WASHINGTON (CBSMiami) – The prospects for comprehensive immigration reform passing both the Democratically-led Senate and the Republican-led House of Representatives continue to shrink with each passing day.
The bipartisan-negotiated Senate bill from the so-called “Gang of Eight,” made it to the floor of the Senate this week. However, Senator Marco Rubio (R-FL), who is seen as key to getting the legislation passed in the Senate continued to threaten to pull his support if the bill isn’t moved further to the right.
“If this bill has something in it that gives gay couples immigration rights and so forth, it kills the bill. I’m done,” Senator Rubio told the Andrea Tantaros Show. “I’m off it, and I’ve said that repeatedly.”
In addition, Rubio’s continued disgust with the health care law showed up in an amendment he co-sponsored with Senator Orrin Hatch (R-Utah) that would ban newly legalized immigrants from accessing health care tax credits and subsidies.
Medicaid and the Children’s Health Insurance Program already require similar five-year waiting periods.
Rubio’s support for the immigration reform plan about to hit the Senate floor has been crucial to getting GOP support for the bill. However, Rubio, who may have plans to run for the White House in 2016, knows he can’t go too far politically with Democrats if he wants to win a primary.
The junior Senator from Florida must try politically to look bipartisan in supporting the bill to win moderate Republicans and independents, but must also lean conservative enough to win over the most conservative wings of the GOP.
Politically speaking, by publicly threatening to vote against the bill, Rubio has built an escape hatch that can allow him to take credit for the bill if it passes and if it doesn’t, still take credit for trying to reform immigration and blame Democrats for the bills failure.
Rubio warned the bill doesn’t have 60 votes in the Senate, which until the last two Congresses had never been the threshold to get legislation passed.
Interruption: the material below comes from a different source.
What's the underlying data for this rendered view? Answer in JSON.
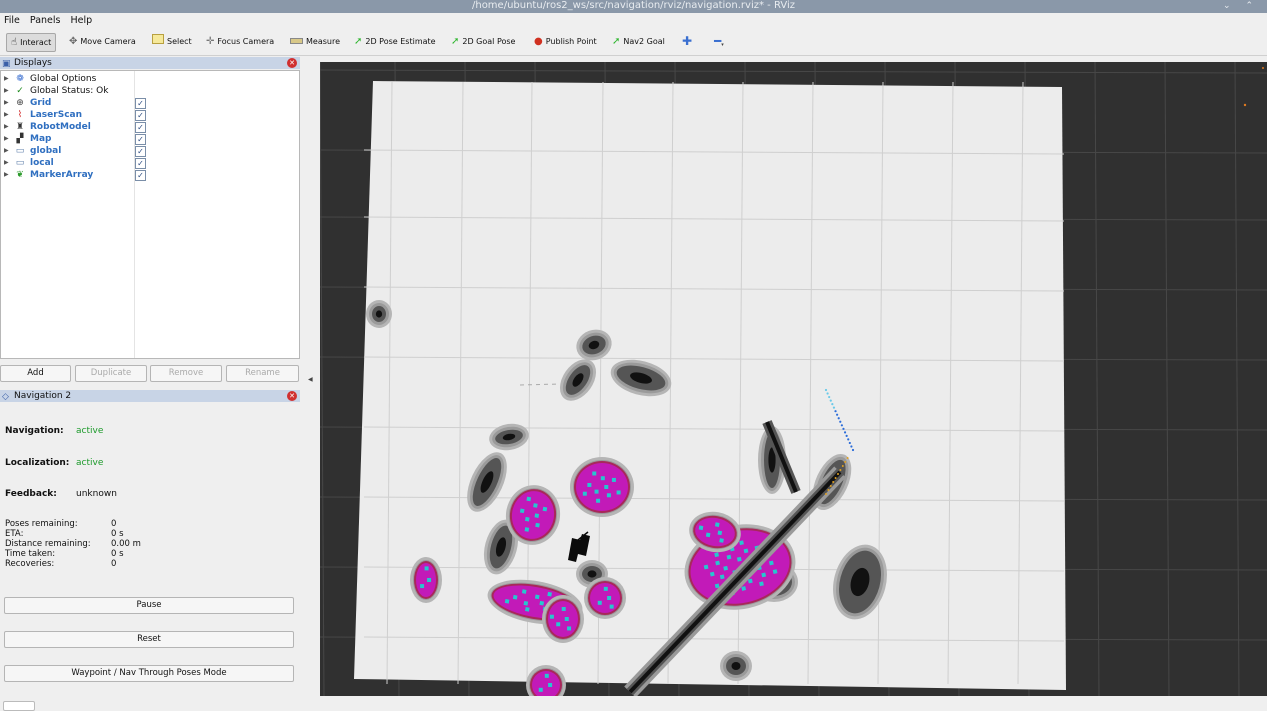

Senate Majority Leader Harry Reid along with Senators Chuck Schumer and John McCain said they hoped to win 70 votes and believe the bill can pass.
Even if the bill passes the Senate by a wide margin, it still has to pass the GOP-led House, likely with Democratic support. But, it’s not certain Speaker of the House John Boehner would allow the Senate bill to come up for a vote if he has to rely on Democrats to help pass the bill.